These two villains bind readily to Estrogen Receptors. One such receptor is the Alpha receptor and the other, of course, is the Beta receptor. The Alpha receptor is the one generally associated with breast tumors, increased body fat, water retention, etc. The Beta receptor really isn’t something to worry about. Anyhow, genistein and daidzein can bind rather well to the Alpha receptor.

No big deal right? Well, it might actually be somewhat beneficial if they didn’t activate transcription to any significant degree, as this would be what’s considered an anti-estrogenic action. In other words, it would be good if the compound binded to the site and didn’t cause any growth, while preventing any naturally-produced estrogen from binding (the estrogen “parking spots” would already be filled). However, genistein does activate transcription to a significant degree after binding to the Alpha receptor and therefore will cause growth of tissues.(1,2,3)

It’s fairly clear that soy protein lowers testosterone levels. How does it affect estrogen and progesterone levels? You’d figure that genistein would at least reduce the activity of estrogen to some extent, since it binds at the same receptor site, right? Well, apparently not. It turns out that genistein does not inhibit the effects of estradiol and in fact has been demonstrated to exert an additive effect when combined with estradiol.(2,8)

This means that they don’t interfere with one another and can both exert the same negative effects at the same time, thus, packing a double punch. Furthermore, genistein may potentially increase estradiol levels as well. It’s thought that this may occur because genistein may deconjugate estrone in the gut and allow for it to reabsorb into the bloostream and convert to estradiol.(9)

It’s possible that it may also exert some progestational activity.(10) Even worse is that the estrogenic activity of these phytoestrogens may have been underestimated in the past, as there is evidence that they may be much more potent in vivo as opposed to in vitro [test tube] studies.(11) Oh, and while we’re still on the topic or hormones, soy protein has also been shown to decrease IGF-1 concentrations in male rats.(12) Oh, and I’d feel bad if I forgot to mention that it can lower T4 levels, too.(13)
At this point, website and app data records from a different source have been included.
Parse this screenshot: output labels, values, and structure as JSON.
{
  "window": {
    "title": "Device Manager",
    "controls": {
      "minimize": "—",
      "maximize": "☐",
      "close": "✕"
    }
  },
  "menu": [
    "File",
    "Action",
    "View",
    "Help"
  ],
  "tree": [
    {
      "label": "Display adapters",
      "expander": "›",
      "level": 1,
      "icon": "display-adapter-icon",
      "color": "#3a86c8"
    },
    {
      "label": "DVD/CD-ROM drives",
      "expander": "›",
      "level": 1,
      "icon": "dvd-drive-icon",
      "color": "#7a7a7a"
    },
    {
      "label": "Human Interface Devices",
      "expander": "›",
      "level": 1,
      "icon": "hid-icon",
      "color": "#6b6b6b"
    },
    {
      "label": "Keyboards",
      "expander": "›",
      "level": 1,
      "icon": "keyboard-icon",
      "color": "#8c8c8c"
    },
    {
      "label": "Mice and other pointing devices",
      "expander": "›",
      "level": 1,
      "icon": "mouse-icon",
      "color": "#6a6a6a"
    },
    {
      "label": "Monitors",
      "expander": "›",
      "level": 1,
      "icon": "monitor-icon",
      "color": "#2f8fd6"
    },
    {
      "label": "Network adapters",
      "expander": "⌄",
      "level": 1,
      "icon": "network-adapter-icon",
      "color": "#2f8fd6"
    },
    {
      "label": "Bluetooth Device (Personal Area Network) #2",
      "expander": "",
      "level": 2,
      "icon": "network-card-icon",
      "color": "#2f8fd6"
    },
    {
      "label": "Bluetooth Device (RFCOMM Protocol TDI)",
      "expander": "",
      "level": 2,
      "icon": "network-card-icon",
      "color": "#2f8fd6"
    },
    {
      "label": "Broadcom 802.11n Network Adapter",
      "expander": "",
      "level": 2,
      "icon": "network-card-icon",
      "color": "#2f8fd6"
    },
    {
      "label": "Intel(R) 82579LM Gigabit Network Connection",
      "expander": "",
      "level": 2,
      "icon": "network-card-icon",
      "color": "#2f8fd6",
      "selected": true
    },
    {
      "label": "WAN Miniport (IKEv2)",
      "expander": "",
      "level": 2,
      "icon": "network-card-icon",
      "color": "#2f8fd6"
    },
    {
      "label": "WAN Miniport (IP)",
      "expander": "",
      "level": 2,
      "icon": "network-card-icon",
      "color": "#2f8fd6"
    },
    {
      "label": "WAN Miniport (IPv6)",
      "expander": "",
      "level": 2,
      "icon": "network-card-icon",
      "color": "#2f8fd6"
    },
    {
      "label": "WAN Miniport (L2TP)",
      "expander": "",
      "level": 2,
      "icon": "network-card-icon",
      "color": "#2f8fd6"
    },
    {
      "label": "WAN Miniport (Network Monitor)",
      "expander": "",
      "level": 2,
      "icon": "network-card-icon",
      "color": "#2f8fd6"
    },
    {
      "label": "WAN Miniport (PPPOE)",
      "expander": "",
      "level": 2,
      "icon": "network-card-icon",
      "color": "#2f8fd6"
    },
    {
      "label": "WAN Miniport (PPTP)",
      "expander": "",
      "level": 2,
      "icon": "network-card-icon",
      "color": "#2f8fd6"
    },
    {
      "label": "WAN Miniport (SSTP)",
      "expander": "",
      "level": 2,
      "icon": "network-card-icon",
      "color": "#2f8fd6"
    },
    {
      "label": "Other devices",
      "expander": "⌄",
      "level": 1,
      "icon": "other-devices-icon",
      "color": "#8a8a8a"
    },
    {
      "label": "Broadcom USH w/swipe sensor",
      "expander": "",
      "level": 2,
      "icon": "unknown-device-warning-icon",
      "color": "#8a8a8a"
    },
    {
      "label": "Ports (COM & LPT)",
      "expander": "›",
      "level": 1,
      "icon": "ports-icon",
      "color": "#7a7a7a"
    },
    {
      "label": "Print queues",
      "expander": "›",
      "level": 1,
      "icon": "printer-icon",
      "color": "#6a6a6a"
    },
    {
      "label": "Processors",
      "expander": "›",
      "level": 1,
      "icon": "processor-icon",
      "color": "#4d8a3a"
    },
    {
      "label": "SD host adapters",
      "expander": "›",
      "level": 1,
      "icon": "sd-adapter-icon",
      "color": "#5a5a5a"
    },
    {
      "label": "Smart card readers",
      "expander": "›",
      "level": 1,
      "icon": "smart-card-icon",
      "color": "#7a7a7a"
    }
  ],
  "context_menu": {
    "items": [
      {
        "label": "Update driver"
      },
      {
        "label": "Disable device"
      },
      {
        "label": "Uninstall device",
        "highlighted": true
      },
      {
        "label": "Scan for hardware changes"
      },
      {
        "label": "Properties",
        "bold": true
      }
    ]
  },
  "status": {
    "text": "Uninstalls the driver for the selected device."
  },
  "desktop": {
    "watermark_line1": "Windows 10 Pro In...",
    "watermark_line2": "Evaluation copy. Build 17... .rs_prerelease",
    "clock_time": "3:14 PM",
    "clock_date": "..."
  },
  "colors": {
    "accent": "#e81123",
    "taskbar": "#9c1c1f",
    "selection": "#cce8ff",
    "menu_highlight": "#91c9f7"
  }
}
I understand all the bad rap soy gets here at T-Mag, and I’m sure it deserves it. I’m always skeptical of things that get hyped in women’s mags, the same mags that are always harping about the food pyramind and how bad protein is (though I sense the tide beginning to turn on protein!).

These same mags are always saying how soy may help prevent breast cancer, citing the incidence of breast cancer in Asian women eating lots of soy. My question is this: if soy is so estrogenic, why are Asian women so tiny? They just don’t seem to have near the problem of being fat. They eat tons of fried foods too! The one thing they eat very little of, from what I understand, is refined flour.